    The framework of England's tourism management is evolving. After the DMO review in 2021, the new Local Visitor Economy Partnerships (LVEP) Programme is currently being implemented, and Destination Development Partnerships (DDPs) are being trialled. Read on to learn about the long-term vision, the restructuring process and how to be part of ...

  20. What is a Destination Management Organization (DMO)?

    A destination marketing organization, or DMO, can help add value to your destination by developing a comprehensive promotional strategy.

  21. 15 Inspiring Examples of Sustainable Tourism from European DMOs

    The 15 inspiring sustainable tourism examples we chose have taken shape in the past few years, with some DMOs using CrowdRiff and others simply being smart examples that offer ... Each of the DMO's event partners has been vetted against about 62 sustainability criteria in the categories of governance, business, environment,

  22. 8 things your DMO needs to know about its tourism operators

    Here are eight things your DMO needs to know about its tourism operators. 1) Most are small businesses, so get to know them. If you've never operated a tourism business (I haven't, either), you need to understand the context around how your operator partners work. Most operate small businesses and have to deal with sales, cashflow, HR ...

  23. Tunis-Carthage Destination Management Organisation (DMO) launched

    23/05/2024 12:35, TUNIS/Tunisia Tunis, May 23 (TAP)-A Destination Management Organisation (DMO) dedicated to promoting the Tunis-Carthage region has just been launched by the Tourism and ...

  24. 14th U.S.-China Tourism Leadership Summit Paves Way for Increased Travel

    XI'AN, China, May 22, 2024 /PRNewswire/ -- Brand USA, the destination marketing organization for the United States, joined by the U.S. Department of Commerce and the Ministry of Culture and ...

  25. 8 Examples of DMO Neighbourhood Pages

    Downtown is "sophisticated, busy, historic, walkable and fashionable", while Capitol Riverfront is "riverside, sports, outdoorsy, and lively". Site visitors use these identifiers to click into the area that sounds most like what they'd want to do. Once you click into a neighbourhood's page, you get a bit of historical background ...

  26. Explore Delaware Agriculture with a Delaware Grown Road Trip

    Delaware farmers are number one in the number of acres of lima beans harvested, with more than 25% of the nation's crop grown here. The state also ranks eighth in the country for watermelon production and tenth for sweet corn. "Agriculture and tourism are two of the state's largest industries, and they go hand in hand.

  27. 2024 Peach State Bank & Trust Summer Music Series

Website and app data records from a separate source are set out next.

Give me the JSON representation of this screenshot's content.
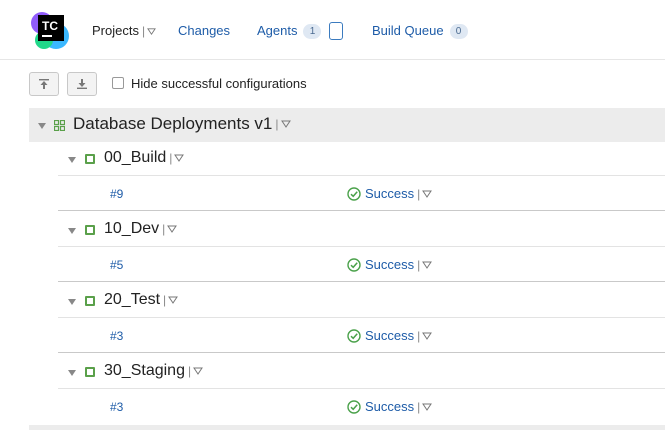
{
  "header": {
    "logo_text": "TC",
    "nav": {
      "projects": "Projects",
      "changes": "Changes",
      "agents": "Agents",
      "agents_count": "1",
      "build_queue": "Build Queue",
      "build_queue_count": "0"
    },
    "separator": "|"
  },
  "toolbar": {
    "hide_successful_label": "Hide successful configurations",
    "hide_successful_checked": false
  },
  "project": {
    "title": "Database Deployments v1",
    "build_configs": [
      {
        "name": "00_Build",
        "build_number": "#9",
        "status": "Success"
      },
      {
        "name": "10_Dev",
        "build_number": "#5",
        "status": "Success"
      },
      {
        "name": "20_Test",
        "build_number": "#3",
        "status": "Success"
      },
      {
        "name": "30_Staging",
        "build_number": "#3",
        "status": "Success"
      }
    ]
  },
  "colors": {
    "link": "#1e5ca8",
    "success": "#4aa14a",
    "project_row_bg": "#ececec"
  }
}
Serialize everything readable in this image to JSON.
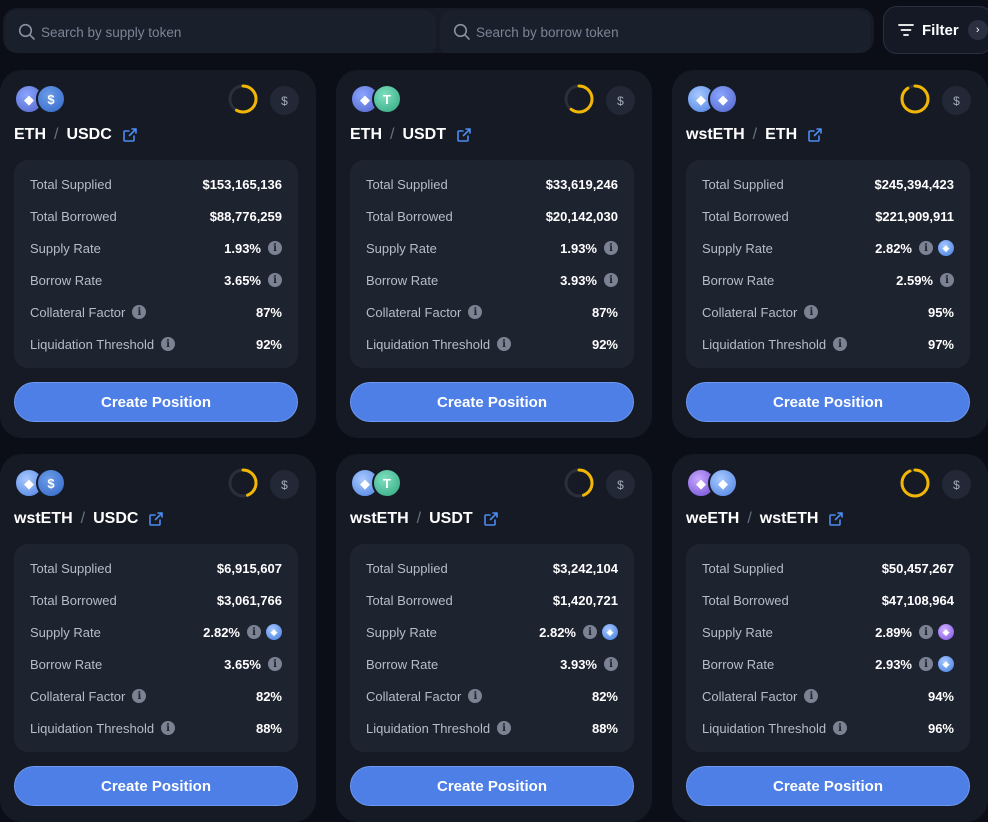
{
  "search": {
    "supply_placeholder": "Search by supply token",
    "borrow_placeholder": "Search by borrow token"
  },
  "filter": {
    "label": "Filter"
  },
  "labels": {
    "total_supplied": "Total Supplied",
    "total_borrowed": "Total Borrowed",
    "supply_rate": "Supply Rate",
    "borrow_rate": "Borrow Rate",
    "collateral_factor": "Collateral Factor",
    "liquidation_threshold": "Liquidation Threshold",
    "create_position": "Create Position",
    "currency_badge": "$",
    "slash": "/"
  },
  "colors": {
    "accent": "#4d7fe6",
    "ring_progress": "#f2b705",
    "background": "#0b0e16",
    "card": "#151a25"
  },
  "markets": [
    {
      "supply_token": "ETH",
      "borrow_token": "USDC",
      "supply_icon": "eth-icon",
      "borrow_icon": "usdc-icon",
      "total_supplied": "$153,165,136",
      "total_borrowed": "$88,776,259",
      "supply_rate": "1.93%",
      "borrow_rate": "3.65%",
      "collateral_factor": "87%",
      "liquidation_threshold": "92%",
      "utilization": 0.58,
      "supply_reward_icon": "",
      "borrow_reward_icon": ""
    },
    {
      "supply_token": "ETH",
      "borrow_token": "USDT",
      "supply_icon": "eth-icon",
      "borrow_icon": "usdt-icon",
      "total_supplied": "$33,619,246",
      "total_borrowed": "$20,142,030",
      "supply_rate": "1.93%",
      "borrow_rate": "3.93%",
      "collateral_factor": "87%",
      "liquidation_threshold": "92%",
      "utilization": 0.6,
      "supply_reward_icon": "",
      "borrow_reward_icon": ""
    },
    {
      "supply_token": "wstETH",
      "borrow_token": "ETH",
      "supply_icon": "wsteth-icon",
      "borrow_icon": "eth-icon",
      "total_supplied": "$245,394,423",
      "total_borrowed": "$221,909,911",
      "supply_rate": "2.82%",
      "borrow_rate": "2.59%",
      "collateral_factor": "95%",
      "liquidation_threshold": "97%",
      "utilization": 0.9,
      "supply_reward_icon": "wsteth-icon",
      "borrow_reward_icon": ""
    },
    {
      "supply_token": "wstETH",
      "borrow_token": "USDC",
      "supply_icon": "wsteth-icon",
      "borrow_icon": "usdc-icon",
      "total_supplied": "$6,915,607",
      "total_borrowed": "$3,061,766",
      "supply_rate": "2.82%",
      "borrow_rate": "3.65%",
      "collateral_factor": "82%",
      "liquidation_threshold": "88%",
      "utilization": 0.44,
      "supply_reward_icon": "wsteth-icon",
      "borrow_reward_icon": ""
    },
    {
      "supply_token": "wstETH",
      "borrow_token": "USDT",
      "supply_icon": "wsteth-icon",
      "borrow_icon": "usdt-icon",
      "total_supplied": "$3,242,104",
      "total_borrowed": "$1,420,721",
      "supply_rate": "2.82%",
      "borrow_rate": "3.93%",
      "collateral_factor": "82%",
      "liquidation_threshold": "88%",
      "utilization": 0.44,
      "supply_reward_icon": "wsteth-icon",
      "borrow_reward_icon": ""
    },
    {
      "supply_token": "weETH",
      "borrow_token": "wstETH",
      "supply_icon": "weeth-icon",
      "borrow_icon": "wsteth-icon",
      "total_supplied": "$50,457,267",
      "total_borrowed": "$47,108,964",
      "supply_rate": "2.89%",
      "borrow_rate": "2.93%",
      "collateral_factor": "94%",
      "liquidation_threshold": "96%",
      "utilization": 0.93,
      "supply_reward_icon": "weeth-icon",
      "borrow_reward_icon": "wsteth-icon"
    }
  ]
}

    A true example of the belief that we are better together, Gangstagrass combines great American traditions of bluegrass, hip-hop, and beyond to create a whole new musical genre that is more than the sum of its parts. Gangstagrass is a multi-racial collective of musicians who demolish every preconception you have about country music and hip-hop ...